▶
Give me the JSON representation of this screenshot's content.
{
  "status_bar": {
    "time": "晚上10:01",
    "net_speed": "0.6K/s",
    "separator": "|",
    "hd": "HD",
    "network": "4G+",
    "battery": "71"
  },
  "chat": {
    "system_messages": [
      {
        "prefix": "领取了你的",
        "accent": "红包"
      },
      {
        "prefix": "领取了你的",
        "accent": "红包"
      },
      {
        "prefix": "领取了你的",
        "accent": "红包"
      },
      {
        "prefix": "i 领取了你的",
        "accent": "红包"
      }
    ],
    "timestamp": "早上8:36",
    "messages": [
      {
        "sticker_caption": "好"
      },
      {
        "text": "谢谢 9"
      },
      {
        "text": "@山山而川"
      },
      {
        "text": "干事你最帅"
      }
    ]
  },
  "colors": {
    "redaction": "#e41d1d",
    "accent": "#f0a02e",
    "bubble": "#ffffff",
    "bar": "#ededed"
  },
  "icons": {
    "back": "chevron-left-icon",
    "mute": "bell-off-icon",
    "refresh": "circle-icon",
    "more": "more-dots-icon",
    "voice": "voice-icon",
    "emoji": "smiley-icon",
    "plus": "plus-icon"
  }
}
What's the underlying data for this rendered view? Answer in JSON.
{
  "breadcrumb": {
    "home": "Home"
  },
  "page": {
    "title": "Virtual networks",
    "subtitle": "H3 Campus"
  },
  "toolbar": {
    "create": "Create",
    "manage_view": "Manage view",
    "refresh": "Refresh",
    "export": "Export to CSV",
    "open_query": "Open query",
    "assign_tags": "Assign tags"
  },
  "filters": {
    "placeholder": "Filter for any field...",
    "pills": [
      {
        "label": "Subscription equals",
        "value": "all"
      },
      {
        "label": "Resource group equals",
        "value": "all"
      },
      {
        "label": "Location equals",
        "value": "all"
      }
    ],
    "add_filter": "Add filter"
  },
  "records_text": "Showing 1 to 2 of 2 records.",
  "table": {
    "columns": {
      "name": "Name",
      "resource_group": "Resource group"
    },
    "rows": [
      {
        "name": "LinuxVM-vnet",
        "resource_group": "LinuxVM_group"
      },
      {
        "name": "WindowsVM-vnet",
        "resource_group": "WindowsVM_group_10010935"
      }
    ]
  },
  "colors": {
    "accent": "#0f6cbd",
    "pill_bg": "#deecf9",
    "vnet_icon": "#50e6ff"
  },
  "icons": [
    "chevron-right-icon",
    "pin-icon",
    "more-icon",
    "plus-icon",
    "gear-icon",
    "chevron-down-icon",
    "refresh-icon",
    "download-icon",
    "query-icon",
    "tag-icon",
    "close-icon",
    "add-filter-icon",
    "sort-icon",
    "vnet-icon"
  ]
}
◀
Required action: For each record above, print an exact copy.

Response for this exercise:
Give me the JSON representation of this screenshot's content.
{
  "status_bar": {
    "time": "晚上10:01",
    "net_speed": "0.6K/s",
    "separator": "|",
    "hd": "HD",
    "network": "4G+",
    "battery": "71"
  },
  "chat": {
    "system_messages": [
      {
        "prefix": "领取了你的",
        "accent": "红包"
      },
      {
        "prefix": "领取了你的",
        "accent": "红包"
      },
      {
        "prefix": "领取了你的",
        "accent": "红包"
      },
      {
        "prefix": "i 领取了你的",
        "accent": "红包"
      }
    ],
    "timestamp": "早上8:36",
    "messages": [
      {
        "sticker_caption": "好"
      },
      {
        "text": "谢谢 9"
      },
      {
        "text": "@山山而川"
      },
      {
        "text": "干事你最帅"
      }
    ]
  },
  "colors": {
    "redaction": "#e41d1d",
    "accent": "#f0a02e",
    "bubble": "#ffffff",
    "bar": "#ededed"
  },
  "icons": {
    "back": "chevron-left-icon",
    "mute": "bell-off-icon",
    "refresh": "circle-icon",
    "more": "more-dots-icon",
    "voice": "voice-icon",
    "emoji": "smiley-icon",
    "plus": "plus-icon"
  }
}
What's the underlying data for this rendered view? Answer in JSON.
{
  "breadcrumb": {
    "home": "Home"
  },
  "page": {
    "title": "Virtual networks",
    "subtitle": "H3 Campus"
  },
  "toolbar": {
    "create": "Create",
    "manage_view": "Manage view",
    "refresh": "Refresh",
    "export": "Export to CSV",
    "open_query": "Open query",
    "assign_tags": "Assign tags"
  },
  "filters": {
    "placeholder": "Filter for any field...",
    "pills": [
      {
        "label": "Subscription equals",
        "value": "all"
      },
      {
        "label": "Resource group equals",
        "value": "all"
      },
      {
        "label": "Location equals",
        "value": "all"
      }
    ],
    "add_filter": "Add filter"
  },
  "records_text": "Showing 1 to 2 of 2 records.",
  "table": {
    "columns": {
      "name": "Name",
      "resource_group": "Resource group"
    },
    "rows": [
      {
        "name": "LinuxVM-vnet",
        "resource_group": "LinuxVM_group"
      },
      {
        "name": "WindowsVM-vnet",
        "resource_group": "WindowsVM_group_10010935"
      }
    ]
  },
  "colors": {
    "accent": "#0f6cbd",
    "pill_bg": "#deecf9",
    "vnet_icon": "#50e6ff"
  },
  "icons": [
    "chevron-right-icon",
    "pin-icon",
    "more-icon",
    "plus-icon",
    "gear-icon",
    "chevron-down-icon",
    "refresh-icon",
    "download-icon",
    "query-icon",
    "tag-icon",
    "close-icon",
    "add-filter-icon",
    "sort-icon",
    "vnet-icon"
  ]
}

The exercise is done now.